As the standoff with Libyan authorities in Misrata entered its ninth day, two of those on board said on Sunday it was too dangerous to go back to Libyan detention centres, where they risk being abused and sold to people smugglers while having little hope of being evacuated.
“All people are saying now we don’t want to go outside until we die here,” Kai, an 18-year-old from South Sudan, told Al Jazeera on the phone.
The refugees and migrants were brought to Misrata on November 10, four days after setting sail in a rubber boat with the hope of reaching Italy.
Daniel, a 16-year-old from South Sudan, said the rubber boat had travelled almost 200km before the Panamanian-flagged cargo ship, The Nivin, crossed its path.
Both Kai and Daniel said the crew on board The Nivin told them they would be taken to Italy, but instead brought them to Misrata.
“We see Malta and they brought us back. All of us we entered into the international waters and they bring us back,” said Kai.
“Why would they bring us back; they know we die here. Why they bring us back here?”

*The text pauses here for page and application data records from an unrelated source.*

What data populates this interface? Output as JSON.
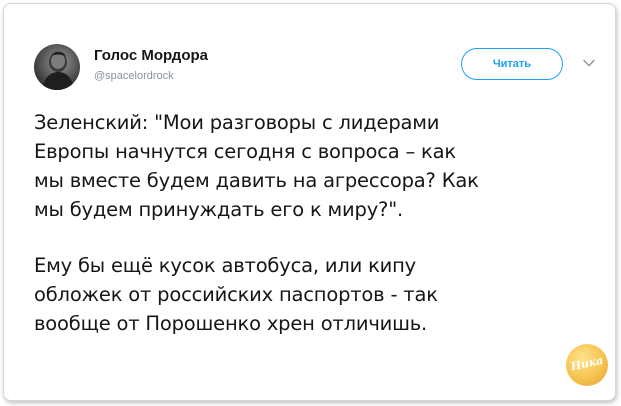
{
  "author": {
    "name": "Голос Мордора",
    "handle": "@spacelordrock",
    "avatar_icon": "avatar-photo"
  },
  "follow_button": {
    "label": "Читать",
    "color": "#1da1f2"
  },
  "menu_icon": "chevron-down-icon",
  "tweet": {
    "paragraph1": [
      "Зеленский: \"Мои разговоры с лидерами",
      "Европы начнутся сегодня с вопроса – как",
      "мы вместе будем давить на агрессора? Как",
      "мы будем принуждать его к миру?\"."
    ],
    "paragraph2": [
      "Ему бы ещё кусок автобуса, или кипу",
      "обложек от российских паспортов - так",
      "вообще от Порошенко хрен отличишь."
    ]
  },
  "watermark": {
    "text": "Ника"
  }
}
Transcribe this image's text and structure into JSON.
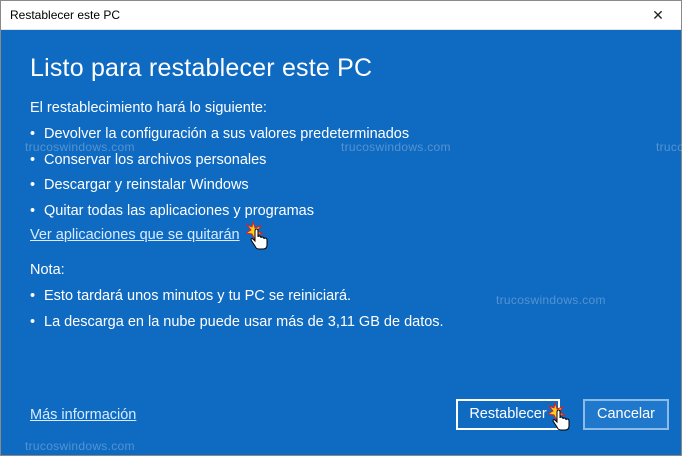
{
  "window": {
    "title": "Restablecer este PC",
    "close_glyph": "✕"
  },
  "content": {
    "heading": "Listo para restablecer este PC",
    "intro": "El restablecimiento hará lo siguiente:",
    "bullet_glyph": "•",
    "bullets": [
      "Devolver la configuración a sus valores predeterminados",
      "Conservar los archivos personales",
      "Descargar y reinstalar Windows",
      "Quitar todas las aplicaciones y programas"
    ],
    "apps_link": "Ver aplicaciones que se quitarán",
    "note_label": "Nota:",
    "notes": [
      "Esto tardará unos minutos y tu PC se reiniciará.",
      "La descarga en la nube puede usar más de 3,11 GB de datos."
    ],
    "more_info_link": "Más información"
  },
  "buttons": {
    "reset": "Restablecer",
    "cancel": "Cancelar"
  },
  "watermark": {
    "text": "trucoswindows.com"
  },
  "colors": {
    "background": "#0f6ac1",
    "link": "#d7ecff",
    "text": "#ffffff"
  },
  "icons": {
    "cursor": "hand-pointer-click-icon",
    "close": "close-icon"
  }
}
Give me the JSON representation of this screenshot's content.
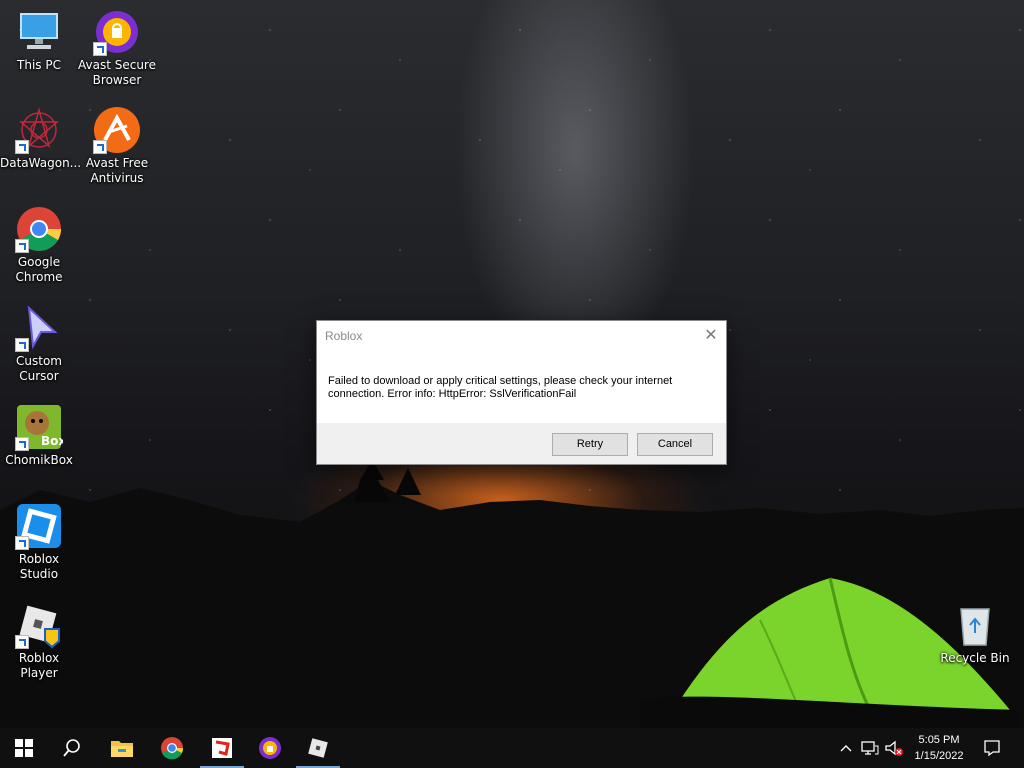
{
  "desktop_icons": [
    {
      "id": "this-pc",
      "label": "This PC"
    },
    {
      "id": "avast-secure-browser",
      "label": "Avast Secure Browser"
    },
    {
      "id": "datawagon",
      "label": "DataWagon..."
    },
    {
      "id": "avast-free-antivirus",
      "label": "Avast Free Antivirus"
    },
    {
      "id": "google-chrome",
      "label": "Google Chrome"
    },
    {
      "id": "custom-cursor",
      "label": "Custom Cursor"
    },
    {
      "id": "chomikbox",
      "label": "ChomikBox"
    },
    {
      "id": "roblox-studio",
      "label": "Roblox Studio"
    },
    {
      "id": "roblox-player",
      "label": "Roblox Player"
    },
    {
      "id": "recycle-bin",
      "label": "Recycle Bin"
    }
  ],
  "dialog": {
    "title": "Roblox",
    "close_glyph": "✕",
    "message_line1": "Failed to download or apply critical settings, please check your internet",
    "message_line2": "connection. Error info: HttpError: SslVerificationFail",
    "retry_label": "Retry",
    "cancel_label": "Cancel"
  },
  "taskbar": {
    "pinned": [
      "start-icon",
      "search-icon",
      "file-explorer-icon",
      "chrome-icon",
      "roblox-studio-icon",
      "avast-browser-icon",
      "roblox-player-icon"
    ],
    "active": [
      "roblox-studio-icon",
      "roblox-player-icon"
    ],
    "time": "5:05 PM",
    "date": "1/15/2022"
  },
  "colors": {
    "taskbar_bg": "#101010",
    "dialog_footer": "#f0f0f0",
    "accent": "#7aa6d6"
  }
}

After discussions with humanitarian organisations, some of those on board the docked ship agreed to disembark, including women and an infant child. According to Doctors Without Borders, a medical charity known by its French initials, MSF, there are now 77 people on board, 28 of whom are under 18.
Kai said they come from various countries, including Sudan, South Sudan, Somalia, Ethiopia, Eritrea and Bangladesh. Many are sick and injured, after being burned with oil from the rubber boat they were travelling in, he added.
Paula Barrachina Esteban, spokesperson for the UN’s refugee agency (UNHCR), said the world body is providing humanitarian aid to those on The Nivin.
“At the moment, we’re just advocating for a solution to be found and discussing with the relevant authorities,” said Esteban.
The refugees and migrants are being given food and water, but Kai said the biggest immediate problem is the ship’s lack of toilets and bathrooms. As a result, Kai said they are forced to urinate in bottles.
Both teenagers on the ship said Libyan authorities have threatened to force them out of the ship.
“They tell us if you don’t want to go outside, we will take you outside by force; they say we will burn the ship,” said Kai.
“The police are outside,” added Daniel. “We are frightened.”
Kai said he escaped to Libya with his brother after his parents disappeared during South Sudan’s war in 2013.
In Libya, Kai said his brother was killed by people smugglers in Beni Walid, known as the “ghost city” by refugees and migrants, after not being able to meet their demand for a $1,000 ransom payment.
Kai said this year he spent seven months in Ain Zara detention centre in Libya’s capital, Tripoli, after being caught by the Libyan coastguard attempting to cross into Italy.
He said there was too little food in the detention centre and he had no hopes of being evacuated or resettled. While escaping in July, he said the guards opened fire but he and several other detainees managed to get away safely.
After another attempt to cross the Mediterranean in September, he said was locked in detention in Khoms, where he stayed for a month before escaping again.
“Some people have [spent] nine months, one year inside the jail,” said Kai.
While many on board said they had survived torture by human traffickers in Libya, some also had stories about serious abuses in official detention centres. A third man on board The Nivin told Al Jazeera he had witnessed fellow detainees being shot and killed while escaping an official Libyan detention centre.
Al Jazeera has previously heard reports of deaths in detention centres run by the Libyan Department for Combatting Illegal Migration (DCIM).
DCIM has not responded to multiple requests for comment.
In Triq al Sikka, a 28-year-old Somali man burned himself to death in October, after saying to fellow detainees he felt hopeless about his chances of evacuation. In Zintan detention centre, detainees say five people have died since mid-September, most recently a 19-year-old Eritrean.
“We’re very saddened about any death in a detention centre of UNHCR people of concern – reasons why we advocate for alternatives for detention to be found,” said Esteban.
“Sometimes, we provide on a purely humanitarian basis support to deal with the bodies of the deceased, but they’re under the custody of the Libyan authorities.”
Julian Raickman, the head of the MSF mission in Libya, called for those on board the docked ship – and other refugees and migrants – to not be sent to detention.
“People are exhausted, they don’t want to go to those detention centres,” she said.
“I can understand as a human, and we strongly believe that we, as a humanitarian community, should work together in order to find another solution for these people than detention.
“This concerns these people on the boat but also more broadly the situation of all migrants in Libya.”